►

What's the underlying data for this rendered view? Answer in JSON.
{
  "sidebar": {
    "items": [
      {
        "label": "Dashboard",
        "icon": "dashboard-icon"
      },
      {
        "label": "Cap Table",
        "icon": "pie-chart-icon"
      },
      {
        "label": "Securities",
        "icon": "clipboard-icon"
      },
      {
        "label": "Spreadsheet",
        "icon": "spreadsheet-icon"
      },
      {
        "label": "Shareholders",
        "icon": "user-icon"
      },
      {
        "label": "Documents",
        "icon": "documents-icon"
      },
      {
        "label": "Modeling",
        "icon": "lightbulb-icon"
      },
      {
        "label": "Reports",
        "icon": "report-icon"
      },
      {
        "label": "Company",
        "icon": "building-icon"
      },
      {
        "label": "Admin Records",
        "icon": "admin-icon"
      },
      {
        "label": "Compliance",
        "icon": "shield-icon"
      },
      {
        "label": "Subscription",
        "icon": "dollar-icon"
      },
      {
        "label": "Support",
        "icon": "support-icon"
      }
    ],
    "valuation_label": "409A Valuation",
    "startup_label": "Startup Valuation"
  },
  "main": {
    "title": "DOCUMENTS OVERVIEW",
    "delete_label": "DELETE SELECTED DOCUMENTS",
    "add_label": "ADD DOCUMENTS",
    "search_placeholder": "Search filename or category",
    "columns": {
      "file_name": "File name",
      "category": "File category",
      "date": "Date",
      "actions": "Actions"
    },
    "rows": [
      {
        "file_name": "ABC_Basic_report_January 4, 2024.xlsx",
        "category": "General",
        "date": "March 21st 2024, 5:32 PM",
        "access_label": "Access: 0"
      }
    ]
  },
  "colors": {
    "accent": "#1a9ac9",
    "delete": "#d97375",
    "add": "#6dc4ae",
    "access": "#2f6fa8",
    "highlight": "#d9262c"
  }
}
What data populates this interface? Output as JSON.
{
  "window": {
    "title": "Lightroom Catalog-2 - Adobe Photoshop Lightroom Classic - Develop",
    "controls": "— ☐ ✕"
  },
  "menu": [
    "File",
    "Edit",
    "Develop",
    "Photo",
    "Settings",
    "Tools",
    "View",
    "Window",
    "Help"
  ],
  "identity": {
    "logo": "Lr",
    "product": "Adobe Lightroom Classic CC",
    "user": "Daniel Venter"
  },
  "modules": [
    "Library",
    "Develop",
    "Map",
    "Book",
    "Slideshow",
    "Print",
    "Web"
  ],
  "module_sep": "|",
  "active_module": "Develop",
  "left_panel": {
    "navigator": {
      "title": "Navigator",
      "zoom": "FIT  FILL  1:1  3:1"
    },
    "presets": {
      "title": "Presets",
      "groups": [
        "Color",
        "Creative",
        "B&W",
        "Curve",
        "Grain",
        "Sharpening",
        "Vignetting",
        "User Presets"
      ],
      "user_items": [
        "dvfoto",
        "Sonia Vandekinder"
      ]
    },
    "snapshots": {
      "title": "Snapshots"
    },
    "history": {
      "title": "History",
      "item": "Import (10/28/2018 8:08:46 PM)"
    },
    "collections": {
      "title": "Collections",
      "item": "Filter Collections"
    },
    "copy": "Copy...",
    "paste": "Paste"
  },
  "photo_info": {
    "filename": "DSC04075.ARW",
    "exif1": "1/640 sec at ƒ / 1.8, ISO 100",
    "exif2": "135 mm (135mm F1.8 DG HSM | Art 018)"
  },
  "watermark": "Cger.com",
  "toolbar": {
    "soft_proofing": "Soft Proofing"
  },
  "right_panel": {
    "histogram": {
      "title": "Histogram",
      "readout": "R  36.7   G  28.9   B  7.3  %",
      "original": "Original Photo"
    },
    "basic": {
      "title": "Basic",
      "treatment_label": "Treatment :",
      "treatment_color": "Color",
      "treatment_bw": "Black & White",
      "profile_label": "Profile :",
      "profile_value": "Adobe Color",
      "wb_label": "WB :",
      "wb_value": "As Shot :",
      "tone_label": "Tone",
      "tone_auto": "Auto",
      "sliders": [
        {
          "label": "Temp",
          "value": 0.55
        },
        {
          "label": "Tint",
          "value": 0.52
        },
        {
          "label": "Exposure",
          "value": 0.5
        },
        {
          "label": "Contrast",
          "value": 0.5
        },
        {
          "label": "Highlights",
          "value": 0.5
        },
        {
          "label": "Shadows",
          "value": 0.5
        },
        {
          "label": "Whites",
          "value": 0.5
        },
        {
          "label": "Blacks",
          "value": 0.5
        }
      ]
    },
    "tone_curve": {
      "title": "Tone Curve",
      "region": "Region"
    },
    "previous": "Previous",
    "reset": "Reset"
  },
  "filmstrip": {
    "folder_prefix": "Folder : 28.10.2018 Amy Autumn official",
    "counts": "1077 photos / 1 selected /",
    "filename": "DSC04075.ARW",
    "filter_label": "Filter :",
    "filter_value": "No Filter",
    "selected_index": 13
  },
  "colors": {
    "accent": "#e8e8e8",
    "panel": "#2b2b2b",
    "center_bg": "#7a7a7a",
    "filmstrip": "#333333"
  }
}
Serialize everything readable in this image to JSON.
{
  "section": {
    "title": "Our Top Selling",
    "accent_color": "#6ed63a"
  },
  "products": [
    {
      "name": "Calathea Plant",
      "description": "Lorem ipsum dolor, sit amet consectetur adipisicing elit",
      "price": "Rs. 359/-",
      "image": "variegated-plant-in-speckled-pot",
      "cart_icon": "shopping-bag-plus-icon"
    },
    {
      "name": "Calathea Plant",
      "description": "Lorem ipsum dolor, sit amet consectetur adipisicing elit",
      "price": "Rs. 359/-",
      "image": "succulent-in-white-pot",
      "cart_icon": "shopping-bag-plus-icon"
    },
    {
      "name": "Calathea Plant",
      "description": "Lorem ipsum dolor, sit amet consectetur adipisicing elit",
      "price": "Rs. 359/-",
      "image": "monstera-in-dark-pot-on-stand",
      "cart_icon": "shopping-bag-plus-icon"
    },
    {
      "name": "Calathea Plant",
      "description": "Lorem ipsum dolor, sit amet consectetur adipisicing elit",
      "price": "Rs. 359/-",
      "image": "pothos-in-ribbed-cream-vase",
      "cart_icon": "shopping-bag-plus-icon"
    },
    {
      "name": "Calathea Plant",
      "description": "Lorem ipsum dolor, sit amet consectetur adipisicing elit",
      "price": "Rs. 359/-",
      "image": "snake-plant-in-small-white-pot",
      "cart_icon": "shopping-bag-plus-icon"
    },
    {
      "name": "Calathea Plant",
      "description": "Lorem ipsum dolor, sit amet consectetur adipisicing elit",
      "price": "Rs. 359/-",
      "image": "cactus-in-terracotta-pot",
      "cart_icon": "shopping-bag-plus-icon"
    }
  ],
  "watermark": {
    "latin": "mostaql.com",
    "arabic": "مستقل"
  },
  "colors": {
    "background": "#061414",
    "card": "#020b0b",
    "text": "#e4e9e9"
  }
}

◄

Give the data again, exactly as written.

Answer space:
What's the underlying data for this rendered view? Answer in JSON.
{
  "sidebar": {
    "items": [
      {
        "label": "Dashboard",
        "icon": "dashboard-icon"
      },
      {
        "label": "Cap Table",
        "icon": "pie-chart-icon"
      },
      {
        "label": "Securities",
        "icon": "clipboard-icon"
      },
      {
        "label": "Spreadsheet",
        "icon": "spreadsheet-icon"
      },
      {
        "label": "Shareholders",
        "icon": "user-icon"
      },
      {
        "label": "Documents",
        "icon": "documents-icon"
      },
      {
        "label": "Modeling",
        "icon": "lightbulb-icon"
      },
      {
        "label": "Reports",
        "icon": "report-icon"
      },
      {
        "label": "Company",
        "icon": "building-icon"
      },
      {
        "label": "Admin Records",
        "icon": "admin-icon"
      },
      {
        "label": "Compliance",
        "icon": "shield-icon"
      },
      {
        "label": "Subscription",
        "icon": "dollar-icon"
      },
      {
        "label": "Support",
        "icon": "support-icon"
      }
    ],
    "valuation_label": "409A Valuation",
    "startup_label": "Startup Valuation"
  },
  "main": {
    "title": "DOCUMENTS OVERVIEW",
    "delete_label": "DELETE SELECTED DOCUMENTS",
    "add_label": "ADD DOCUMENTS",
    "search_placeholder": "Search filename or category",
    "columns": {
      "file_name": "File name",
      "category": "File category",
      "date": "Date",
      "actions": "Actions"
    },
    "rows": [
      {
        "file_name": "ABC_Basic_report_January 4, 2024.xlsx",
        "category": "General",
        "date": "March 21st 2024, 5:32 PM",
        "access_label": "Access: 0"
      }
    ]
  },
  "colors": {
    "accent": "#1a9ac9",
    "delete": "#d97375",
    "add": "#6dc4ae",
    "access": "#2f6fa8",
    "highlight": "#d9262c"
  }
}
What data populates this interface? Output as JSON.
{
  "window": {
    "title": "Lightroom Catalog-2 - Adobe Photoshop Lightroom Classic - Develop",
    "controls": "— ☐ ✕"
  },
  "menu": [
    "File",
    "Edit",
    "Develop",
    "Photo",
    "Settings",
    "Tools",
    "View",
    "Window",
    "Help"
  ],
  "identity": {
    "logo": "Lr",
    "product": "Adobe Lightroom Classic CC",
    "user": "Daniel Venter"
  },
  "modules": [
    "Library",
    "Develop",
    "Map",
    "Book",
    "Slideshow",
    "Print",
    "Web"
  ],
  "module_sep": "|",
  "active_module": "Develop",
  "left_panel": {
    "navigator": {
      "title": "Navigator",
      "zoom": "FIT  FILL  1:1  3:1"
    },
    "presets": {
      "title": "Presets",
      "groups": [
        "Color",
        "Creative",
        "B&W",
        "Curve",
        "Grain",
        "Sharpening",
        "Vignetting",
        "User Presets"
      ],
      "user_items": [
        "dvfoto",
        "Sonia Vandekinder"
      ]
    },
    "snapshots": {
      "title": "Snapshots"
    },
    "history": {
      "title": "History",
      "item": "Import (10/28/2018 8:08:46 PM)"
    },
    "collections": {
      "title": "Collections",
      "item": "Filter Collections"
    },
    "copy": "Copy...",
    "paste": "Paste"
  },
  "photo_info": {
    "filename": "DSC04075.ARW",
    "exif1": "1/640 sec at ƒ / 1.8, ISO 100",
    "exif2": "135 mm (135mm F1.8 DG HSM | Art 018)"
  },
  "watermark": "Cger.com",
  "toolbar": {
    "soft_proofing": "Soft Proofing"
  },
  "right_panel": {
    "histogram": {
      "title": "Histogram",
      "readout": "R  36.7   G  28.9   B  7.3  %",
      "original": "Original Photo"
    },
    "basic": {
      "title": "Basic",
      "treatment_label": "Treatment :",
      "treatment_color": "Color",
      "treatment_bw": "Black & White",
      "profile_label": "Profile :",
      "profile_value": "Adobe Color",
      "wb_label": "WB :",
      "wb_value": "As Shot :",
      "tone_label": "Tone",
      "tone_auto": "Auto",
      "sliders": [
        {
          "label": "Temp",
          "value": 0.55
        },
        {
          "label": "Tint",
          "value": 0.52
        },
        {
          "label": "Exposure",
          "value": 0.5
        },
        {
          "label": "Contrast",
          "value": 0.5
        },
        {
          "label": "Highlights",
          "value": 0.5
        },
        {
          "label": "Shadows",
          "value": 0.5
        },
        {
          "label": "Whites",
          "value": 0.5
        },
        {
          "label": "Blacks",
          "value": 0.5
        }
      ]
    },
    "tone_curve": {
      "title": "Tone Curve",
      "region": "Region"
    },
    "previous": "Previous",
    "reset": "Reset"
  },
  "filmstrip": {
    "folder_prefix": "Folder : 28.10.2018 Amy Autumn official",
    "counts": "1077 photos / 1 selected /",
    "filename": "DSC04075.ARW",
    "filter_label": "Filter :",
    "filter_value": "No Filter",
    "selected_index": 13
  },
  "colors": {
    "accent": "#e8e8e8",
    "panel": "#2b2b2b",
    "center_bg": "#7a7a7a",
    "filmstrip": "#333333"
  }
}
Serialize everything readable in this image to JSON.
{
  "section": {
    "title": "Our Top Selling",
    "accent_color": "#6ed63a"
  },
  "products": [
    {
      "name": "Calathea Plant",
      "description": "Lorem ipsum dolor, sit amet consectetur adipisicing elit",
      "price": "Rs. 359/-",
      "image": "variegated-plant-in-speckled-pot",
      "cart_icon": "shopping-bag-plus-icon"
    },
    {
      "name": "Calathea Plant",
      "description": "Lorem ipsum dolor, sit amet consectetur adipisicing elit",
      "price": "Rs. 359/-",
      "image": "succulent-in-white-pot",
      "cart_icon": "shopping-bag-plus-icon"
    },
    {
      "name": "Calathea Plant",
      "description": "Lorem ipsum dolor, sit amet consectetur adipisicing elit",
      "price": "Rs. 359/-",
      "image": "monstera-in-dark-pot-on-stand",
      "cart_icon": "shopping-bag-plus-icon"
    },
    {
      "name": "Calathea Plant",
      "description": "Lorem ipsum dolor, sit amet consectetur adipisicing elit",
      "price": "Rs. 359/-",
      "image": "pothos-in-ribbed-cream-vase",
      "cart_icon": "shopping-bag-plus-icon"
    },
    {
      "name": "Calathea Plant",
      "description": "Lorem ipsum dolor, sit amet consectetur adipisicing elit",
      "price": "Rs. 359/-",
      "image": "snake-plant-in-small-white-pot",
      "cart_icon": "shopping-bag-plus-icon"
    },
    {
      "name": "Calathea Plant",
      "description": "Lorem ipsum dolor, sit amet consectetur adipisicing elit",
      "price": "Rs. 359/-",
      "image": "cactus-in-terracotta-pot",
      "cart_icon": "shopping-bag-plus-icon"
    }
  ],
  "watermark": {
    "latin": "mostaql.com",
    "arabic": "مستقل"
  },
  "colors": {
    "background": "#061414",
    "card": "#020b0b",
    "text": "#e4e9e9"
  }
}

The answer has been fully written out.